Europe is getting more serious about how companies handle personal data. The European Commission is proposing to update privacy laws that govern how companies can and cannot handle personal data — laws that will cover things like email and mobile data for the first time ever.
What that means is that the ePrivacy regulation would now cover companies like Facebook and Google. That evens the playing field a little for telecommunications companies, which have long complained about the disparity between the regulations imposed on them when it comes to personal data and the regulations imposed on internet companies, which are a little more lax.
According to the proposed laws, telecommunications companies would also get somewhat of a break — they would be able to make use of metadata to provide users with “additional content,” something that internet companies have been able to do for years. An example of this, according to the Commission, would be providing heat maps indicating where individuals are, which could help authorities and transport companies build new infrastructure. Under the laws, user consent would need to be obtained first.

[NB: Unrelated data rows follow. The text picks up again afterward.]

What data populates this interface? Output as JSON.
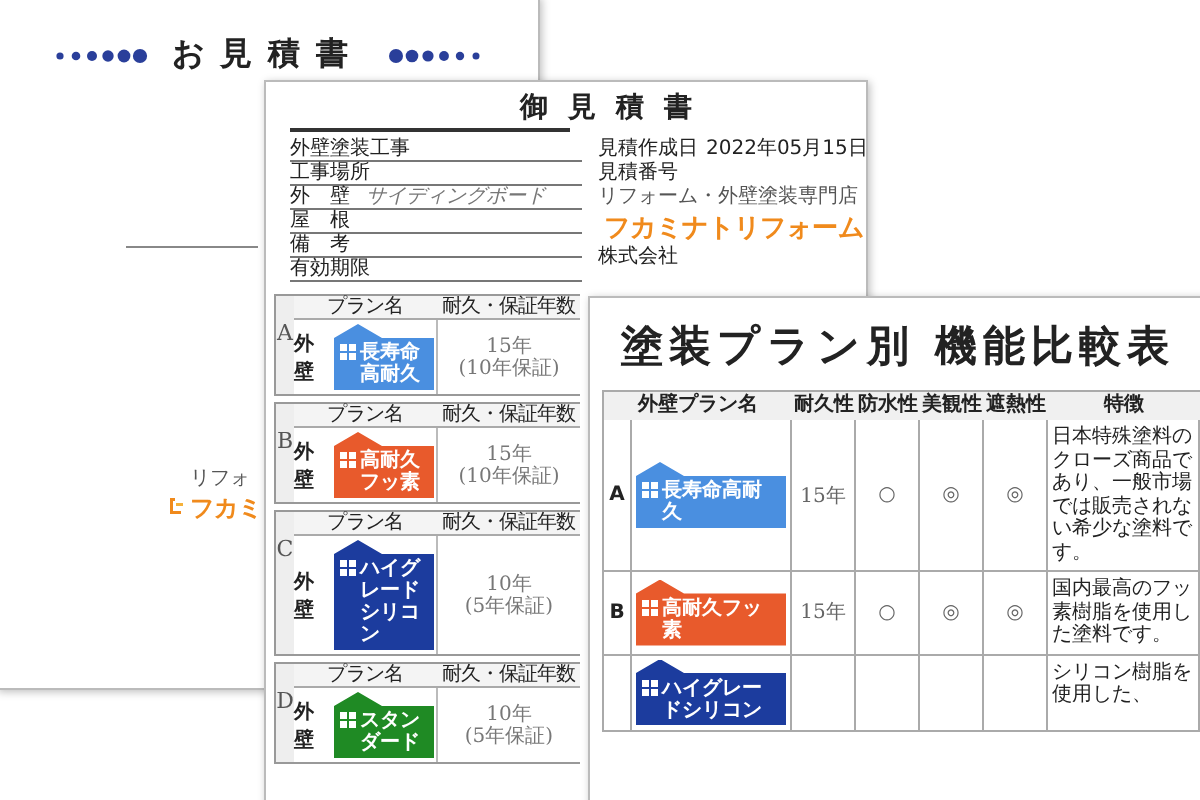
{
  "back_sheet": {
    "title": "お見積書",
    "logo": {
      "tagline": "リフォ",
      "name": "フカミ"
    }
  },
  "estimate_sheet": {
    "title": "御見積書",
    "fields": [
      {
        "label": "外壁塗装工事"
      },
      {
        "label": "工事場所"
      },
      {
        "label": "外　壁",
        "value": "サイディングボード"
      },
      {
        "label": "屋　根"
      },
      {
        "label": "備　考"
      },
      {
        "label": "有効期限"
      }
    ],
    "issue_label": "見積作成日",
    "issue_date": "2022年05月15日",
    "number_label": "見積番号",
    "logo": {
      "tagline": "リフォーム・外壁塗装専門店",
      "name": "フカミナトリフォーム"
    },
    "company": "株式会社",
    "plans": [
      {
        "letter": "A",
        "plan_header": "プラン名",
        "years_header": "耐久・保証年数",
        "wall": "外壁",
        "name": "長寿命高耐久",
        "color": "#4a8fe0",
        "durability": "15年",
        "warranty": "(10年保証)"
      },
      {
        "letter": "B",
        "plan_header": "プラン名",
        "years_header": "耐久・保証年数",
        "wall": "外壁",
        "name": "高耐久フッ素",
        "color": "#e85a2c",
        "durability": "15年",
        "warranty": "(10年保証)"
      },
      {
        "letter": "C",
        "plan_header": "プラン名",
        "years_header": "耐久・保証年数",
        "wall": "外壁",
        "name": "ハイグレードシリコン",
        "color": "#1c3c9e",
        "durability": "10年",
        "warranty": "(5年保証)"
      },
      {
        "letter": "D",
        "plan_header": "プラン名",
        "years_header": "耐久・保証年数",
        "wall": "外壁",
        "name": "スタンダード",
        "color": "#1f8a24",
        "durability": "10年",
        "warranty": "(5年保証)"
      }
    ]
  },
  "comparison_sheet": {
    "title": "塗装プラン別 機能比較表",
    "columns": [
      "外壁プラン名",
      "耐久性",
      "防水性",
      "美観性",
      "遮熱性",
      "特徴"
    ],
    "rows": [
      {
        "letter": "A",
        "name": "長寿命高耐久",
        "color": "#4a8fe0",
        "durability": "15年",
        "waterproof": "○",
        "appearance": "◎",
        "heat_shield": "◎",
        "feature": "日本特殊塗料のクローズ商品であり、一般市場では販売されない希少な塗料です。"
      },
      {
        "letter": "B",
        "name": "高耐久フッ素",
        "color": "#e85a2c",
        "durability": "15年",
        "waterproof": "○",
        "appearance": "◎",
        "heat_shield": "◎",
        "feature": "国内最高のフッ素樹脂を使用した塗料です。"
      },
      {
        "name": "ハイグレードシリコン",
        "color": "#1c3c9e",
        "feature": "シリコン樹脂を使用した、"
      }
    ]
  }
}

There’s one law that’s notably absent from the proposal but was earlier suggested by the EC — forcing internet browsers to now allow cookies by default. It’s not known why that proposal was scrapped, however the EC did run public consultation last year with various industry groups, so it’s possible that the change had to do with that.
- AT&T calls on Congress to create new net neutrality laws — but why?
- Ahead of potential federal law, Seattle is asking Facebook for election data
- States are waging guerrilla warfare to save net neutrality. Here’s how
- Biometric scans at airports across the country may not be legal, report claims
- Social Feed: Embeds might be iIllegal, Vimeo adds simultaneous live-streams